John Cleveley the Younger, Launch of HMS Alexander at Deptford in 1778.jpg
Launch of HMS Alexander at Deptford in 1778 (BHC1875), by John Cleveley the Younger (NMM) - HMS Alexander is the ship still on the slipway, centre background
Career (Great Britain) Royal Navy Ensign
Name: HMS Alexander
Ordered: 21 July 1773
Builder: Deptford Dockyard
Laid down: 6 April 1774
Launched: 8 October 1778
Captured: 6 November 1794, by French Navy
Career (France) French Navy Ensign
Name: Alexandre
Acquired: 6 November 1794
Captured: 22 June 1795, by Royal Navy
Career (UK) Royal Navy Ensign
Name: HMS Alexander
Acquired: 22 June 1795
Honours and
awards:

Participated in Battle of the Nile

Naval General Service Medal with clasp "Egypt"[1]
Fate: Broken up, 1819
General characteristics [2]
Class & type: Alfred-class ship of the line
Type: Third rate
Tons burthen: 1621 (bm)
Length: 169 ft (52 m) (gundeck)
Beam: 47 ft 2 in (14.38 m)
Depth of hold: 20 ft (6.1 m)
Propulsion: Sails
Sail plan: Full rigged ship
Armament:

Gundeck: 28 × 32-pounder guns
Upper gundeck: 28 × 18-pounder guns
QD: 14 × 9-pounder guns

Fc: 4 × 9-pounder guns

HMS Alexander was a 74-gun third-rate of the Royal Navy. She was launched at Deptford Dockyard on 8 October 1778.[2] During her career she was captured by the French, and later recaptured by the British. She fought at the Nile in 1798, and was broken up in 1819. She was named after Alexander the Great.

British service and capture[edit]

On 13 March 1780, Alexander and HMS Courageaux captured the 40-gun French privateer Monsieur after a long chase and some exchange of fire. The Royal Navy took the privateer into service as HMS Monsieur.[citation needed]

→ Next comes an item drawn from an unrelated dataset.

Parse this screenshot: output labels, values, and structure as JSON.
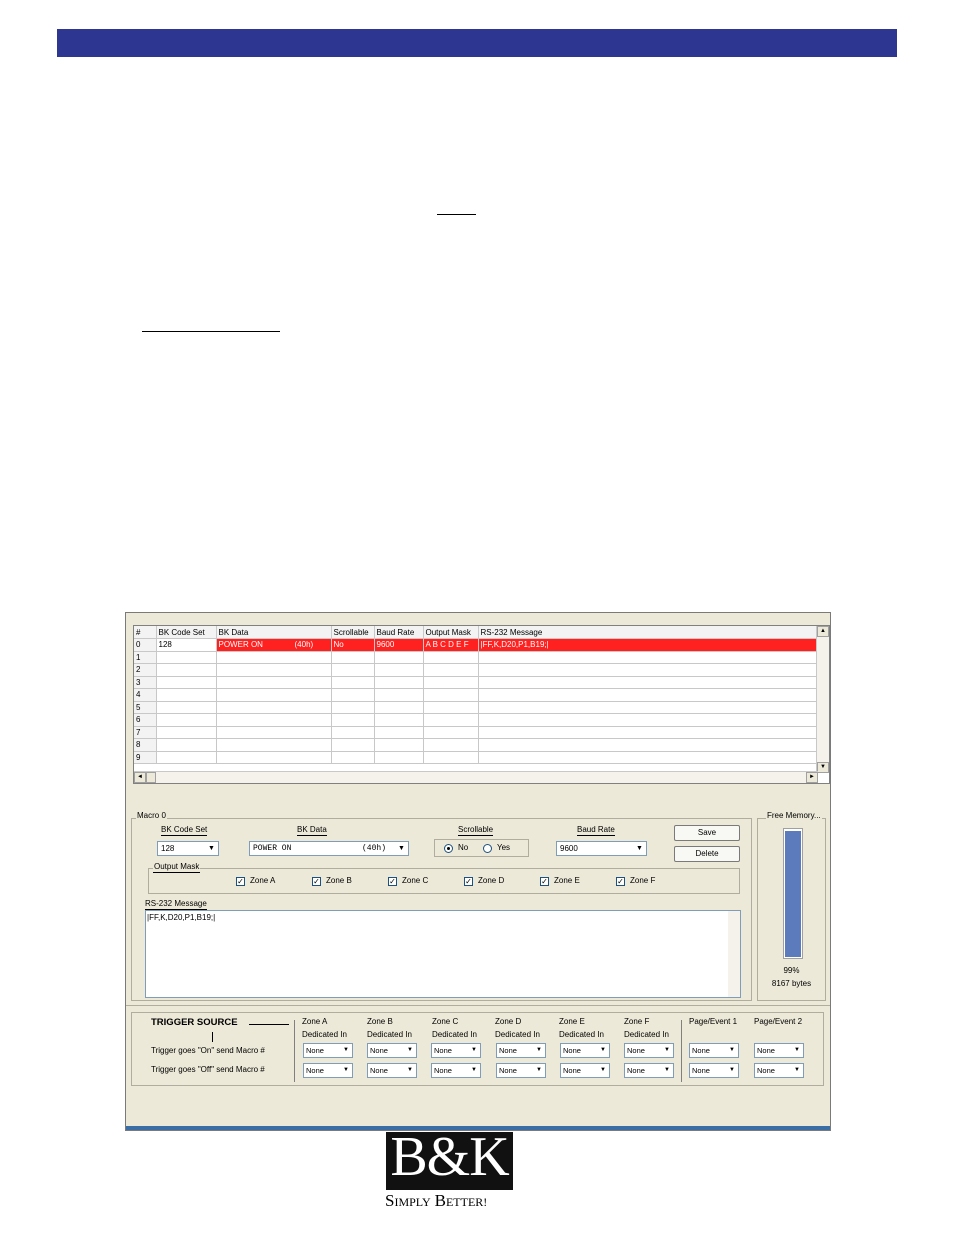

In 1794, whilst returning to England in the company of HMS Canada after escorting a convoy to Spain, Alexander, under the command of Rear-Admiral Richard Rodney Bligh, fell in with a French squadron of five 74-gun ships, and three frigates, led by Joseph-Marie Nielly.[3] In the Action of 6 November 1794 Alexander was overrun by the Droits de l'Homme, but escaped when she damaged the Droits de l'Homme's rigging. Alexander was then caught by Marat, which came behind her stern and raked her. Then, the 74 gun third-rate Jean Bart closed in and fired broadsides at close range, forcing Bligh to surrender Alexander. In the meantime, Canada escaped.[3] The subsequent court martial honourably acquitted Bligh of any blame for the loss of his ship.[3]

The French took her to Brest and then into their French Navy under the name Alexandre.[3] On 22 June 1795, she was with a French fleet off Belle Île when the Channel Fleet under Lord Bridport discovered them. The British ships chased the French fleet, and brought them to action in the Battle of Groix. During the battle HMS Sans Pareil and HMS Colossus recaptured Alexander.[3] After the battle, HMS Révolutionnaire towed her back to Plymouth.

Return to British service[edit]

The Alexander took part in the Battle of the Nile in 1798, under the command of Captain Alexander Ball. She was the second ship to fire upon the French fleet, engaging the flagship, L'Orient. The Alexander sank three French ships before she had to withdraw due to a small fire on board. The Alexander was one of the few ships not carrying a detachment of soldiers.[citation needed]

Northumberland, Alexander, Penelope, Bonne Citoyenne, and the brig Vincejo shared in the proceeds of the French polacca Vengeance, captured entering Valletta, Malta on 6 April.[4]

Alexander served in the navy's Egyptian campaign between 8 March 1801 and 2 September, which qualified her officers and crew for the clasp "Egypt" to the Naval General Service Medal that the Admiralty issued in 1847 to all surviving claimants.

Fate[edit]

From 1803 she was out of commission in Plymouth, and was finally broken up in 1819.[2]

See also[edit]

References[edit]

Notes

  1. ^ The London Gazette: no. 21077. pp. 791–792. 15 March 1850.
  2. ^ a b c Lavery, Ships of the Line, vol. 1, p. 180.
  3. ^ a b c d e Gossett (1986), p.6.
  4. ^ The London Gazette: no. 15717. p. 842. 7 July 1804.

Citations

External links[edit]